The future is promising for U.H. Maui College
A rainbow of good news broke through the depressing darkness of our economic situation recently with the advancement of the former Maui Community College to four-year status as the University of Hawaii-Maui College.
This is wonderful news for all of Maui County. In the broad spectrum, the evolution of the college to full-fledged four-year status will fire up the Valley Isle’s economic engine in terms of creating more teaching and construction jobs, and generate millions of dollars in terms of out-of-state tuition.
Think of well-to-do Mainland families sitting around the dinner table discussing college options. “Gee, mom and dad, do you think I could go to school on Maui? I hear they have good college over there — and lots of waves, too!”
U.H. Maui College offers a compelling array of course options now and for the future, including the basic liberal arts requirements to sustainable energy, culinary arts, modern technology in collaboration with the Maui Tech Park, space research with the Haleakala observatory, agriculture, nursing, auto technology and the guest services industry.
There has also been increasing movement toward higher Hawaiian cultural awareness at U.H. Maui College, particularly with the archaeological research courses that are currently uncovering vital historical sites in Lahaina. Important also are language, hula, canoe and surfing courses that could be enriched in partnerships with Kamehameha Schools Maui. Malama pono indeed!
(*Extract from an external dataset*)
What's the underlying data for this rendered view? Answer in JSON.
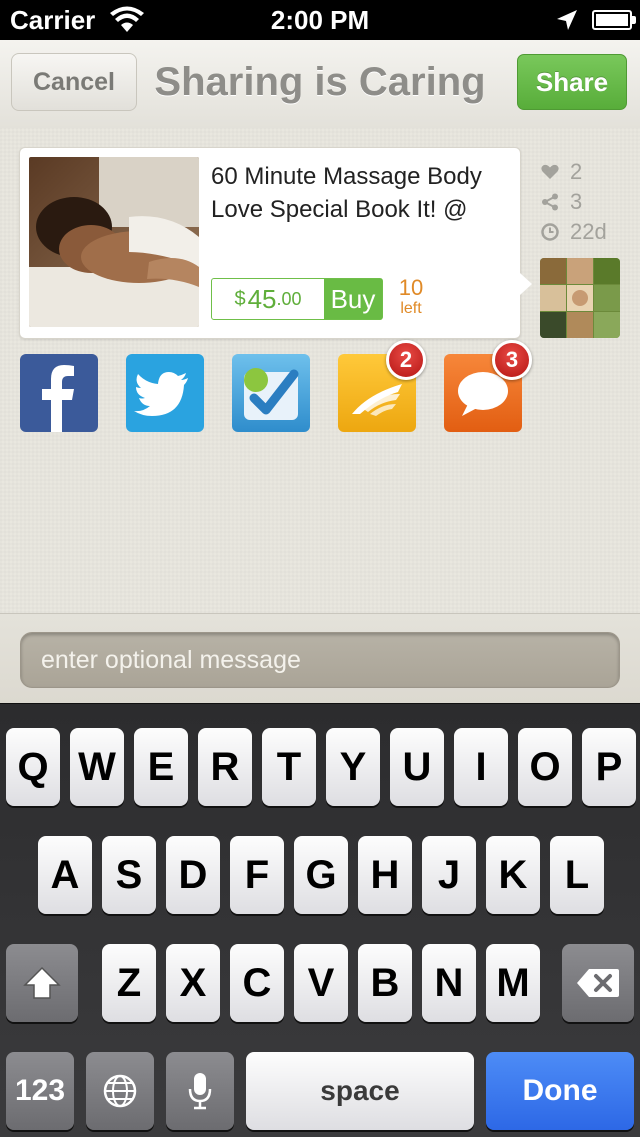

Perhaps most of all, U.H. Maui College offers a viable advanced education alternative to the emotional and financial trauma that Valley Isle, Molokai and Lanai families have had to endure throughout the ages in sending their children away to school. The philosophy that encouraged parents to send their 18-year-olds to the Mainland for college to “see the world” has been electrocuted by modern technology.
Now, with U.H. Maui College, Maui County kids will be able to earn their bachelor’s degrees with one foot in the sand.
As a sports junkie, I start to salivate in thinking about the athletic programs that could flourish at the college; let’s say, Division II level made up of our home grown sportsters.
Just think of the football team U.H. Maui could field with a defense with Kaluka Maiava at linebacker and Kaniela Tuipulotu and Simione Vehikite up front. They would fill War Memorial Stadium with challenges from West Coast colleges — money, honey.
How about a baseball team with Shane Victorino and Kurt Suzuki in the lineup — get outta here! A softball program with the likes of Kaleo Eldrege, Shannon Tabion and Tasha Pagdilao leading the way — ka-ching!
A women’s hoops team led by Maiki Viela, Kelci Fushikoshi and Dana Lynn Hooper-Juario in the backcourt and Malika Taufa in the post — it’s over!
A swim team led by Laura and Jack Pope — splashdown! Tennis with Jackie Owens — a lovefest! And remember, D-II schools can offer scholarships to lure even more quality student-athletes to consider U.H. Maui.
And that economic engine I spoke of earlier? Well, a few years back — still in the days of the robust world economy — California high school football teams were scheduling preseason games with the Maui schools. That brought hundreds of supporters, spending thousands of dollars, to play on the gridiron and stay at Valley Isle resorts.
Just think of the myriad of positive effects that a successful college football program here on Maui would have for all of us who call this little jewel of an island our home.
Congratulations to U.H. Maui College Chancellor Clyde Sakamoto for leading the way to this pot of gold called higher education.